> Your assignment:
Output the records in full, exactly as given.

> The records:
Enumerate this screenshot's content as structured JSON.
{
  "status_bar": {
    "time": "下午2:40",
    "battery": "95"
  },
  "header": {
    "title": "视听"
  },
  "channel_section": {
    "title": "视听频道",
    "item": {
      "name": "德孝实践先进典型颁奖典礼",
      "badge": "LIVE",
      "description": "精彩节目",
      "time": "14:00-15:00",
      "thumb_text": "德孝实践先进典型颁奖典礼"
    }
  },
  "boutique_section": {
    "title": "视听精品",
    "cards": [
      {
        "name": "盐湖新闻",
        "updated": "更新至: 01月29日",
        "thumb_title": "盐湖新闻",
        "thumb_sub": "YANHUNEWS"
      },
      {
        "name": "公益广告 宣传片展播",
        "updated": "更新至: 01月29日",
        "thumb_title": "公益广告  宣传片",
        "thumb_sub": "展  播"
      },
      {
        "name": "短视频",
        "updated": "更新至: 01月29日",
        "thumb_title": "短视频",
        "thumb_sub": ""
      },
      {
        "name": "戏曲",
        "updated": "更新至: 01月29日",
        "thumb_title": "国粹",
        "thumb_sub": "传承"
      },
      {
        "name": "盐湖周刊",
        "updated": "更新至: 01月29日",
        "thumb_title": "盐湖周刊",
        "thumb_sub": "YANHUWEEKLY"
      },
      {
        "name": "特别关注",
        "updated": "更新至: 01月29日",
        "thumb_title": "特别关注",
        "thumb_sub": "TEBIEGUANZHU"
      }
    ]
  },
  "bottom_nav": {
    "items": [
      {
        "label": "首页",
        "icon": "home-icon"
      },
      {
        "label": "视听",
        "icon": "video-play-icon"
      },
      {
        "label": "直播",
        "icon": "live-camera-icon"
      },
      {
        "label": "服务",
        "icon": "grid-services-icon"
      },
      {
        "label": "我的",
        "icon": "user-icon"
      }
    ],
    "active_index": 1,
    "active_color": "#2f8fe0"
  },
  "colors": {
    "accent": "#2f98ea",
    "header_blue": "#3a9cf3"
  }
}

> Task answer:
Enumerate this screenshot's content as structured JSON.
{
  "status_bar": {
    "time": "下午2:40",
    "battery": "95"
  },
  "header": {
    "title": "视听"
  },
  "channel_section": {
    "title": "视听频道",
    "item": {
      "name": "德孝实践先进典型颁奖典礼",
      "badge": "LIVE",
      "description": "精彩节目",
      "time": "14:00-15:00",
      "thumb_text": "德孝实践先进典型颁奖典礼"
    }
  },
  "boutique_section": {
    "title": "视听精品",
    "cards": [
      {
        "name": "盐湖新闻",
        "updated": "更新至: 01月29日",
        "thumb_title": "盐湖新闻",
        "thumb_sub": "YANHUNEWS"
      },
      {
        "name": "公益广告 宣传片展播",
        "updated": "更新至: 01月29日",
        "thumb_title": "公益广告  宣传片",
        "thumb_sub": "展  播"
      },
      {
        "name": "短视频",
        "updated": "更新至: 01月29日",
        "thumb_title": "短视频",
        "thumb_sub": ""
      },
      {
        "name": "戏曲",
        "updated": "更新至: 01月29日",
        "thumb_title": "国粹",
        "thumb_sub": "传承"
      },
      {
        "name": "盐湖周刊",
        "updated": "更新至: 01月29日",
        "thumb_title": "盐湖周刊",
        "thumb_sub": "YANHUWEEKLY"
      },
      {
        "name": "特别关注",
        "updated": "更新至: 01月29日",
        "thumb_title": "特别关注",
        "thumb_sub": "TEBIEGUANZHU"
      }
    ]
  },
  "bottom_nav": {
    "items": [
      {
        "label": "首页",
        "icon": "home-icon"
      },
      {
        "label": "视听",
        "icon": "video-play-icon"
      },
      {
        "label": "直播",
        "icon": "live-camera-icon"
      },
      {
        "label": "服务",
        "icon": "grid-services-icon"
      },
      {
        "label": "我的",
        "icon": "user-icon"
      }
    ],
    "active_index": 1,
    "active_color": "#2f8fe0"
  },
  "colors": {
    "accent": "#2f98ea",
    "header_blue": "#3a9cf3"
  }
}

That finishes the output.